Purpose: MINORITY HEALTH SUMMIT - TO PROMOTE MINORITY HEALTH
Date: Jul 22, 2005 (1 day)
Expense: $685.31
source

Traveler: Madeleine Bordallo (from the office of Madeleine Bordallo)
Destination: HOUSTON-CHICAGO; CHICAGO-WASHINGTON, D.C.
Purpose: A MINORITY HEALTH SUMMIT THAT HIGHLIGHTED IMPORTANT HEALTH ISSUES FACING MINORITY COMMUNITIES TODAY
Date: Jul 22, 2005 (2 days)
Expense: $1,392.06
source

Traveler: Jewel James (from the office of Mel Watt)
Destination: CHICAGO, IL
Purpose: TRI-CAUCUS HEALTH SUMMIT TO DISCUSS DISPARITIES IN HEALTHCARE AND ACCESS TO CARE.
Date: Jul 22, 2005 (2 days)
Expense: $1,158.12
source

Traveler: Paul Brathwaite (from the office of Mel Watt)
Destination: CHICAGO, ILLINOIS
Purpose: HEALTH SUMMIT TO DISCUSS PROBLEMS AND SOLUTIONS RELATED TO DISPARTIES IN HEALTH CARE.
Date: Jul 23, 2005 (1 day)
Expense: $1,017.99
source



American RadioWorks |
Josipa Roksa and Richard Arum, co-authors of Aspiring Adults Adrift. (Photo:  Social Science Research Council)

Ed researchers: Colleges can do more for students, especially in a bad economy

College is worth the investment. College graduates can't find good jobs. Student loan debt keeps rising, and now tops a trillion dollars. What can be done?

Recent Posts

  • 09.17.14

    A company short on skilled workers creates its own college-degree program

    At a Toyota plant in Kentucky, young people are learning how to fix robots, earning associate's degrees and graduating with jobs that pay up to $80,000 a year.
  • 09.11.14

    A 21st-century vocational high school

    For years, vocational education was seen as a lesser form of schooling, tracking some kids into programs that ended up limiting their future opportunities. Today, in the nation's best vocational programs, things are different.
  • 09.10.14

    Career academies: A new twist on vocational ed
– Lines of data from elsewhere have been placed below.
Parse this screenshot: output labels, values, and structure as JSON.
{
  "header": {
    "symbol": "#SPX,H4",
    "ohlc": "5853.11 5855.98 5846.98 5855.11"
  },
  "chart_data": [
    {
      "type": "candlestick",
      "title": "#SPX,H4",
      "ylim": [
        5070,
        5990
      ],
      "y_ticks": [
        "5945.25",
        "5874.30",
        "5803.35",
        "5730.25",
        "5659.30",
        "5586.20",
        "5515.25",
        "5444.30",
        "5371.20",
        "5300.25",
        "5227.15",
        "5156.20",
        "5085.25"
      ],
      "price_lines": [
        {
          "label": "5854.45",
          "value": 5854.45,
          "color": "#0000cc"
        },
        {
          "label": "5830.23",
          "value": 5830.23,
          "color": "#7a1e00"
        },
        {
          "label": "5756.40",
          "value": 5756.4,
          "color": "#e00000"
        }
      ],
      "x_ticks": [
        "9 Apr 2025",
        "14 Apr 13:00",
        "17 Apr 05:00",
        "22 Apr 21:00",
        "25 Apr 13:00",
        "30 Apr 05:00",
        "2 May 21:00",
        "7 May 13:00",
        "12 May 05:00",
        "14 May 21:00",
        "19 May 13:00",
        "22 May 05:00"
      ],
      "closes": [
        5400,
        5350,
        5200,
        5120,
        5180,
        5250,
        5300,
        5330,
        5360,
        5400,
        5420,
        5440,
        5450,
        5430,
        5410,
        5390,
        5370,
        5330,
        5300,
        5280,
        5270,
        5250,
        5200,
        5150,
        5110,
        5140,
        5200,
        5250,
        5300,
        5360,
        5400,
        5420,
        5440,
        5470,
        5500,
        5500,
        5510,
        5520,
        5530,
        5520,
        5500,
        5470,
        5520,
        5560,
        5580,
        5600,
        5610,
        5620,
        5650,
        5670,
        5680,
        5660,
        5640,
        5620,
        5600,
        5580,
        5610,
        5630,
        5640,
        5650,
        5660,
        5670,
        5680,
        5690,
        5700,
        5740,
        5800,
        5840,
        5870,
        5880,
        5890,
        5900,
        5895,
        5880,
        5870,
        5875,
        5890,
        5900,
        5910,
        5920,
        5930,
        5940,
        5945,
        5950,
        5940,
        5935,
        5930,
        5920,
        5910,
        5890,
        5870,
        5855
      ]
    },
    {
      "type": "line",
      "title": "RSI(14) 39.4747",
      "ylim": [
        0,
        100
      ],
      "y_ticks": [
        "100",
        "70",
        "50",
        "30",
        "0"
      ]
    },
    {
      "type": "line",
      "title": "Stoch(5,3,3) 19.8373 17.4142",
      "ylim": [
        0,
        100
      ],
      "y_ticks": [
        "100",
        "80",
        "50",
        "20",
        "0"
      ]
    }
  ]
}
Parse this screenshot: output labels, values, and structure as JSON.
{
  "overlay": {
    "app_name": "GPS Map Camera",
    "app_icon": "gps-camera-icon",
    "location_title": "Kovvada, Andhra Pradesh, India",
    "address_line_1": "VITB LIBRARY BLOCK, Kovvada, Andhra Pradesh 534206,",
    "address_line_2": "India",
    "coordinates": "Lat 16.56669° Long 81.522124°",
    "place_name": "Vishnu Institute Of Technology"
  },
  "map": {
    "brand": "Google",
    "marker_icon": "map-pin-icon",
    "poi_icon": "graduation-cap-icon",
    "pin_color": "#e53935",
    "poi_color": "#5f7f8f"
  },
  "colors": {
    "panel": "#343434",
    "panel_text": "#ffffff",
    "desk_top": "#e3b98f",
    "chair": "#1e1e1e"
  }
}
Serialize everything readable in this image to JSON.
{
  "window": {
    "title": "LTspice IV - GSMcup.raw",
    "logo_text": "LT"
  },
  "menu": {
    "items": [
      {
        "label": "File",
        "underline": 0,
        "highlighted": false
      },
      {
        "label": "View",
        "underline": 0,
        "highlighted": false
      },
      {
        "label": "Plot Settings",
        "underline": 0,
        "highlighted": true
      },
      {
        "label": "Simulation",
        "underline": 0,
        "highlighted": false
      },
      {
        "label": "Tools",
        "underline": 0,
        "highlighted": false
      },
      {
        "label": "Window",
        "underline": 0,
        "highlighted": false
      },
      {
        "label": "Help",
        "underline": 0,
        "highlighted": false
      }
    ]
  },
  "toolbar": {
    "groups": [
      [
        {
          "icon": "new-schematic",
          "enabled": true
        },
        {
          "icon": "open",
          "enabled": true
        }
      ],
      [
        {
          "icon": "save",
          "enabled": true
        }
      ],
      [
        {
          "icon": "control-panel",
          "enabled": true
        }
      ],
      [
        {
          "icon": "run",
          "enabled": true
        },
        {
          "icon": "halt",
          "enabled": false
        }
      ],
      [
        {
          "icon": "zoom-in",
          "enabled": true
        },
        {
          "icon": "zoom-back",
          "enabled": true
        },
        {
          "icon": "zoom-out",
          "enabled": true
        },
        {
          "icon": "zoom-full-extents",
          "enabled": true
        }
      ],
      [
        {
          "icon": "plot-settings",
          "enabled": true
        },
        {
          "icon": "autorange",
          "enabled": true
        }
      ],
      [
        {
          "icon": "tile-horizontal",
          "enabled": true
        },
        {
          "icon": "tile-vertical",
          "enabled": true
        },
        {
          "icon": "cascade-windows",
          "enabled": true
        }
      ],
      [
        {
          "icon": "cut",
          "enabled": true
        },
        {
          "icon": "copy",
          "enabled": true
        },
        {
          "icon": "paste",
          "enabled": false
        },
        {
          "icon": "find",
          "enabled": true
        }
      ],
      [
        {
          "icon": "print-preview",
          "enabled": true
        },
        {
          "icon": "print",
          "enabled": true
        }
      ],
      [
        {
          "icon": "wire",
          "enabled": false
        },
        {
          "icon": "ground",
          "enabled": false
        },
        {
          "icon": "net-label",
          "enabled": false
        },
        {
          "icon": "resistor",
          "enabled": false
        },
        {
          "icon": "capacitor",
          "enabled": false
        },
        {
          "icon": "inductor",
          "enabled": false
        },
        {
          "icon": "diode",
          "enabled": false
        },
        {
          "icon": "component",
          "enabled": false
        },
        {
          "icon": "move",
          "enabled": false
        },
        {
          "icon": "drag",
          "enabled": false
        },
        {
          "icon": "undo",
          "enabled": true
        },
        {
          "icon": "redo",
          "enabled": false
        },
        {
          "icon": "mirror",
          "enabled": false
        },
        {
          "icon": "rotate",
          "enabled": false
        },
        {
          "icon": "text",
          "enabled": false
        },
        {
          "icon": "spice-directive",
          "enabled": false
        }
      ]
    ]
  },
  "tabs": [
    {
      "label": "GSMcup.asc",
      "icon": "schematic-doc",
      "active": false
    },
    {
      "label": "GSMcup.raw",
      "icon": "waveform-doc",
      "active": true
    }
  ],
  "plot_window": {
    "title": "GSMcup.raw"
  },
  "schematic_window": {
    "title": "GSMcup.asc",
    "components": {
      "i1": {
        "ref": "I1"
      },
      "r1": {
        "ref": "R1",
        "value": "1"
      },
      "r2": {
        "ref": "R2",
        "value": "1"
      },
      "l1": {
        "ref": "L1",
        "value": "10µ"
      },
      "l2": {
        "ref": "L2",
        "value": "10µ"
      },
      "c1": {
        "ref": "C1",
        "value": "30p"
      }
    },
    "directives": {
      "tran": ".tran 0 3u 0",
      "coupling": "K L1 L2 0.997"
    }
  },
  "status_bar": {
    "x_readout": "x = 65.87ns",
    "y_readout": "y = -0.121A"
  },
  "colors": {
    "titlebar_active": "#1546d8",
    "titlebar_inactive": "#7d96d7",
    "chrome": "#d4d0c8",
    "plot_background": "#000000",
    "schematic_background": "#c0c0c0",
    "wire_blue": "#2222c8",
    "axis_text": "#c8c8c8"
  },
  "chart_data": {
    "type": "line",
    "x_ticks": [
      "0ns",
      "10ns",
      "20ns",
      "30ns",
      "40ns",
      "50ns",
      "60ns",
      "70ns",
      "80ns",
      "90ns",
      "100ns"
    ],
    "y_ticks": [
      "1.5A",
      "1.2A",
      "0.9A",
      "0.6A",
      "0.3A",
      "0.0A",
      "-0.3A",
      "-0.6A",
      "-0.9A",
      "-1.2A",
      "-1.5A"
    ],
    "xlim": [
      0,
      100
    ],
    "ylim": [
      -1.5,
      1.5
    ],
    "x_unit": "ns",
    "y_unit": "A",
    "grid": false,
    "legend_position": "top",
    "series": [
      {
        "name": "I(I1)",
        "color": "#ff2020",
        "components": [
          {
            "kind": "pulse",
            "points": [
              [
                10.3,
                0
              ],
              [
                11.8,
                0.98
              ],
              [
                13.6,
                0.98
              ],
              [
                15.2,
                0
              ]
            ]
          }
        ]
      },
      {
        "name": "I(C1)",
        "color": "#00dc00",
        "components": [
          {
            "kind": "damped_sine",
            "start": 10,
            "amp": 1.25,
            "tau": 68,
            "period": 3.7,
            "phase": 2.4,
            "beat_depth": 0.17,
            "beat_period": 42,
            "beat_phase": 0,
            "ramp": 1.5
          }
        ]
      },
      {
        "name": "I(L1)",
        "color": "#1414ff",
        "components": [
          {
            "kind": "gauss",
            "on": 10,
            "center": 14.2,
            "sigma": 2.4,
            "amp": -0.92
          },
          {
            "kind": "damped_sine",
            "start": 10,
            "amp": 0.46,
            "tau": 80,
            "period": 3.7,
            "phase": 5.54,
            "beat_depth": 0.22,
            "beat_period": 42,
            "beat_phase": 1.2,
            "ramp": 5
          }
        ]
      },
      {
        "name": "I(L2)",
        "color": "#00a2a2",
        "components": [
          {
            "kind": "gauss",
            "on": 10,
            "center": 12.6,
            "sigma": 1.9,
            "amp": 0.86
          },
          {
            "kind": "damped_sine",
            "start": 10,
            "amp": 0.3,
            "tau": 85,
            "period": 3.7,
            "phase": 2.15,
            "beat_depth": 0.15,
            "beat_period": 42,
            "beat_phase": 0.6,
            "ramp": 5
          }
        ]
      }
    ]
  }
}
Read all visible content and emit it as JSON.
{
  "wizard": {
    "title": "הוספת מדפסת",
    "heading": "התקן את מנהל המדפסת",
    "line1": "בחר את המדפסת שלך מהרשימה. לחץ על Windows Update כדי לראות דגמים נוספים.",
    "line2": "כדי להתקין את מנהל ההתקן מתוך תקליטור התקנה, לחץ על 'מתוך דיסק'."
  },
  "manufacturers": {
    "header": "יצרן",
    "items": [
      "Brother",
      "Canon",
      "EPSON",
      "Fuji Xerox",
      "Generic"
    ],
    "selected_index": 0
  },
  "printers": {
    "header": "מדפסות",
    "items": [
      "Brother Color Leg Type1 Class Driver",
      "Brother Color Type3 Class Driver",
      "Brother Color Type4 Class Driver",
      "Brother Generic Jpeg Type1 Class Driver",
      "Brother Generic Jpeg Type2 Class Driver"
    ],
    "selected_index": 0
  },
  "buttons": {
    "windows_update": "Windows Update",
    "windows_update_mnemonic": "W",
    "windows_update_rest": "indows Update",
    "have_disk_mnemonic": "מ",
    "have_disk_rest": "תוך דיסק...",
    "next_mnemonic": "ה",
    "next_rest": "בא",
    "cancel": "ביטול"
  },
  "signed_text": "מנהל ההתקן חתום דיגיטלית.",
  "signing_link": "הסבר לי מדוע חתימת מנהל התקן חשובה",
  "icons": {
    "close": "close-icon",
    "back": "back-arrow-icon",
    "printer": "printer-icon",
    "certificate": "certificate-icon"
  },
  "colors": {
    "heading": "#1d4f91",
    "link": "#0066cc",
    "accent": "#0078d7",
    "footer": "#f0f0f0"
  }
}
    Across the country, thousands of high schools are transforming into career academies. The idea is that students will be more engaged if they see how academics are connected to the world of work. And they’ll be more likely to get the postsecondary schooling they need to support themselves in today’s economy.
  • 09.09.14

    The troubled history of vocational education

    Vocational education was once used to track low-income students off to work while wealthier kids went to college. But advocates for today's career and technical education say things have changed, and graduates of vocational programs may have the advantage over graduates of traditional high schools.